▶ **Exercise**:
Your reply should be the whole listing, copied exactly, with the pictures left out.

═══ Data for review ═══

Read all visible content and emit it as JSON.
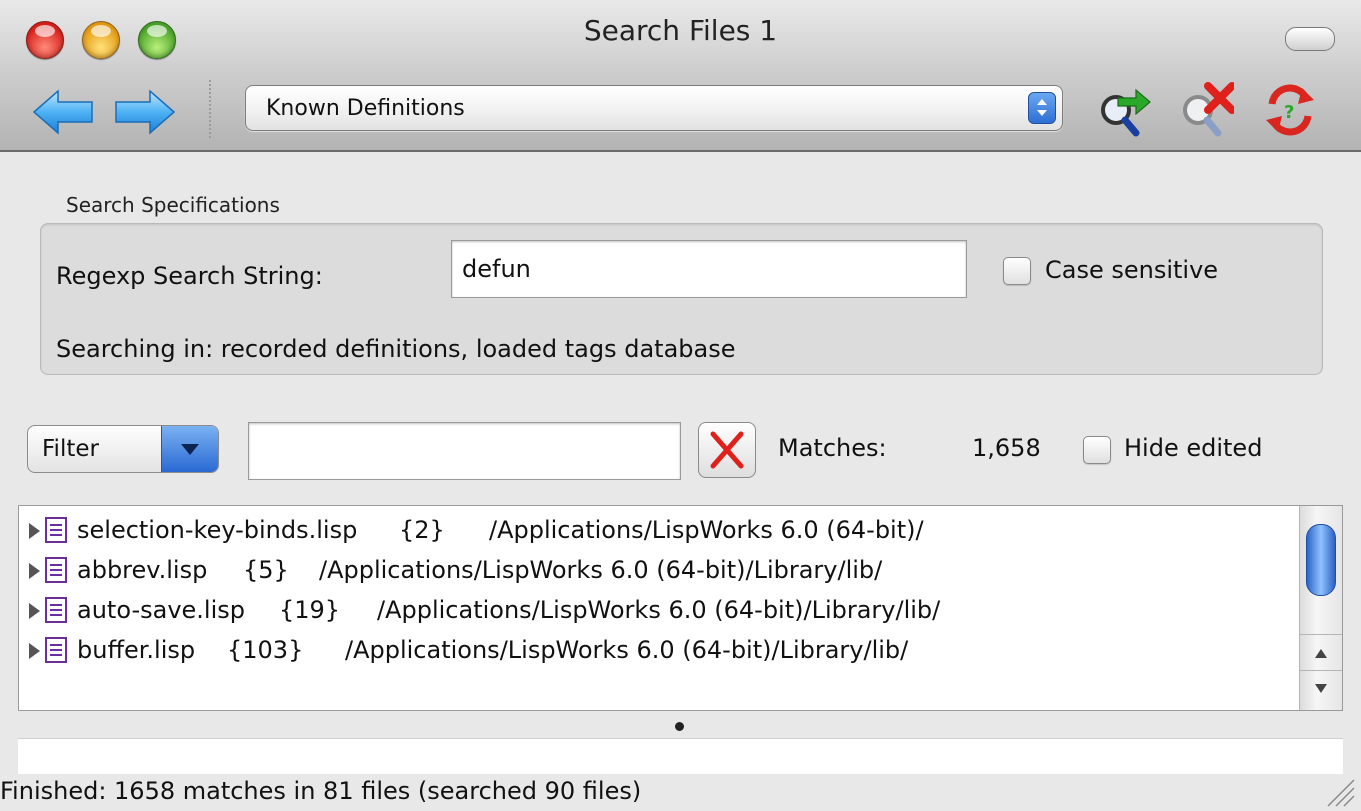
{
  "window": {
    "title": "Search Files 1"
  },
  "toolbar": {
    "back_icon": "left-arrow-icon",
    "forward_icon": "right-arrow-icon",
    "search_type": {
      "selected": "Known Definitions"
    },
    "actions": [
      {
        "name": "start-search",
        "icon": "magnifier-green-arrow-icon"
      },
      {
        "name": "stop-search",
        "icon": "magnifier-red-x-icon"
      },
      {
        "name": "reset-search",
        "icon": "red-circular-arrows-icon"
      }
    ]
  },
  "search_spec": {
    "group_label": "Search Specifications",
    "regexp_label": "Regexp Search String:",
    "regexp_value": "defun",
    "case_sensitive_label": "Case sensitive",
    "case_sensitive_checked": false,
    "searching_in": "Searching in:  recorded definitions, loaded tags database"
  },
  "filter": {
    "button_label": "Filter",
    "value": "",
    "matches_label": "Matches:",
    "matches_count": "1,658",
    "hide_edited_label": "Hide edited",
    "hide_edited_checked": false
  },
  "results": [
    {
      "name": "selection-key-binds.lisp",
      "count": "{2}",
      "path": "/Applications/LispWorks 6.0 (64-bit)/"
    },
    {
      "name": "abbrev.lisp",
      "count": "{5}",
      "path": "/Applications/LispWorks 6.0 (64-bit)/Library/lib/"
    },
    {
      "name": "auto-save.lisp",
      "count": "{19}",
      "path": "/Applications/LispWorks 6.0 (64-bit)/Library/lib/"
    },
    {
      "name": "buffer.lisp",
      "count": "{103}",
      "path": "/Applications/LispWorks 6.0 (64-bit)/Library/lib/"
    }
  ],
  "status": {
    "text": "Finished:  1658 matches in 81 files (searched 90 files)"
  },
  "colors": {
    "accent_blue": "#2d6fd6",
    "stop_red": "#e0201a",
    "go_green": "#2aa82a"
  }
}
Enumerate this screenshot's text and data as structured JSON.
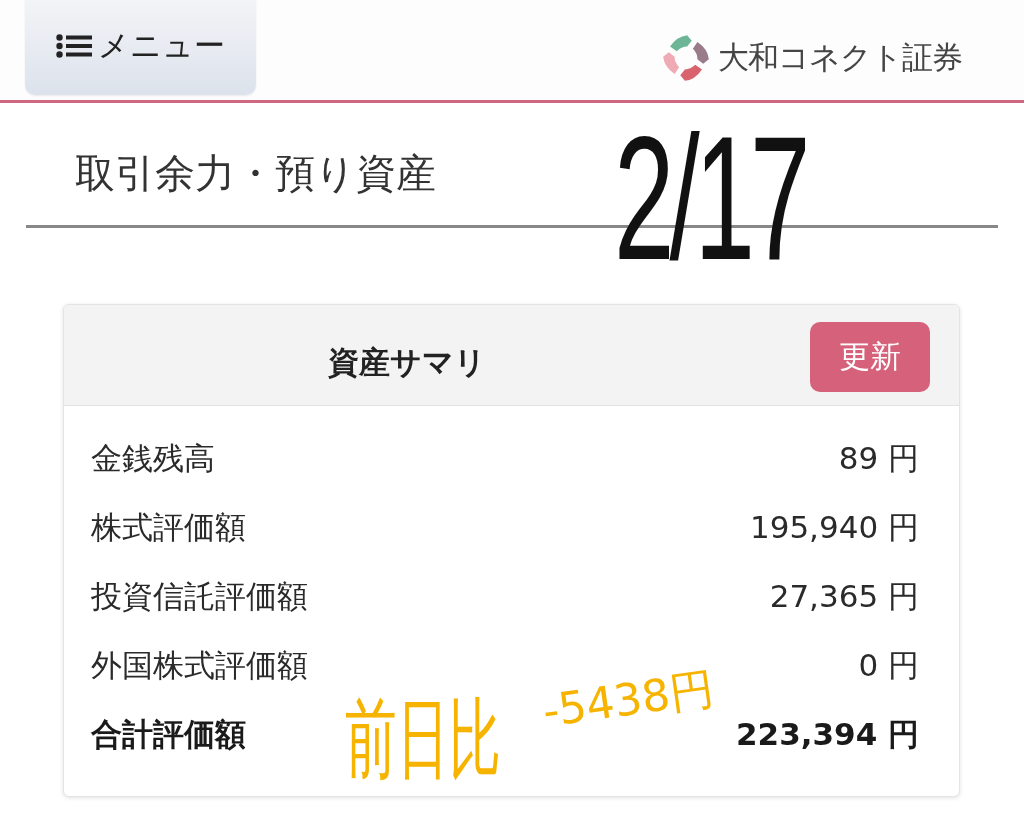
{
  "header": {
    "menu_button": "メニュー",
    "brand": "大和コネクト証券"
  },
  "page_title": "取引余力・預り資産",
  "summary": {
    "title": "資産サマリ",
    "refresh_button": "更新",
    "rows": [
      {
        "label": "金銭残高",
        "value": "89 円",
        "total": false
      },
      {
        "label": "株式評価額",
        "value": "195,940 円",
        "total": false
      },
      {
        "label": "投資信託評価額",
        "value": "27,365 円",
        "total": false
      },
      {
        "label": "外国株式評価額",
        "value": "0 円",
        "total": false
      },
      {
        "label": "合計評価額",
        "value": "223,394 円",
        "total": true
      }
    ]
  },
  "annotations": [
    {
      "kind": "date",
      "text": "2/17"
    },
    {
      "kind": "change-label",
      "text": "前日比"
    },
    {
      "kind": "change-amount",
      "text": "-5438円"
    }
  ]
}
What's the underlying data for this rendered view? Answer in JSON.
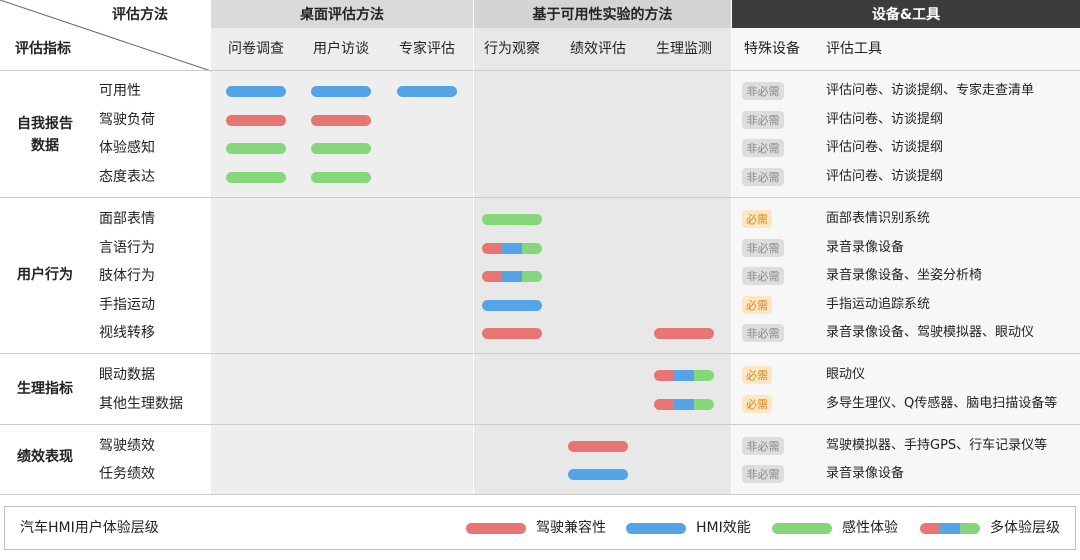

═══

▶ **Your response**:
Read all visible content and emit it as JSON.
{
  "window": {
    "title": "Search Files 1"
  },
  "toolbar": {
    "back_icon": "left-arrow-icon",
    "forward_icon": "right-arrow-icon",
    "search_type": {
      "selected": "Known Definitions"
    },
    "actions": [
      {
        "name": "start-search",
        "icon": "magnifier-green-arrow-icon"
      },
      {
        "name": "stop-search",
        "icon": "magnifier-red-x-icon"
      },
      {
        "name": "reset-search",
        "icon": "red-circular-arrows-icon"
      }
    ]
  },
  "search_spec": {
    "group_label": "Search Specifications",
    "regexp_label": "Regexp Search String:",
    "regexp_value": "defun",
    "case_sensitive_label": "Case sensitive",
    "case_sensitive_checked": false,
    "searching_in": "Searching in:  recorded definitions, loaded tags database"
  },
  "filter": {
    "button_label": "Filter",
    "value": "",
    "matches_label": "Matches:",
    "matches_count": "1,658",
    "hide_edited_label": "Hide edited",
    "hide_edited_checked": false
  },
  "results": [
    {
      "name": "selection-key-binds.lisp",
      "count": "{2}",
      "path": "/Applications/LispWorks 6.0 (64-bit)/"
    },
    {
      "name": "abbrev.lisp",
      "count": "{5}",
      "path": "/Applications/LispWorks 6.0 (64-bit)/Library/lib/"
    },
    {
      "name": "auto-save.lisp",
      "count": "{19}",
      "path": "/Applications/LispWorks 6.0 (64-bit)/Library/lib/"
    },
    {
      "name": "buffer.lisp",
      "count": "{103}",
      "path": "/Applications/LispWorks 6.0 (64-bit)/Library/lib/"
    }
  ],
  "status": {
    "text": "Finished:  1658 matches in 81 files (searched 90 files)"
  },
  "colors": {
    "accent_blue": "#2d6fd6",
    "stop_red": "#e0201a",
    "go_green": "#2aa82a"
  }
}
Enumerate this screenshot's text and data as structured JSON.
{
  "header": {
    "menu_button": "メニュー",
    "brand": "大和コネクト証券"
  },
  "page_title": "取引余力・預り資産",
  "summary": {
    "title": "資産サマリ",
    "refresh_button": "更新",
    "rows": [
      {
        "label": "金銭残高",
        "value": "89 円",
        "total": false
      },
      {
        "label": "株式評価額",
        "value": "195,940 円",
        "total": false
      },
      {
        "label": "投資信託評価額",
        "value": "27,365 円",
        "total": false
      },
      {
        "label": "外国株式評価額",
        "value": "0 円",
        "total": false
      },
      {
        "label": "合計評価額",
        "value": "223,394 円",
        "total": true
      }
    ]
  },
  "annotations": [
    {
      "kind": "date",
      "text": "2/17"
    },
    {
      "kind": "change-label",
      "text": "前日比"
    },
    {
      "kind": "change-amount",
      "text": "-5438円"
    }
  ]
}
What's the underlying data for this rendered view? Answer in JSON.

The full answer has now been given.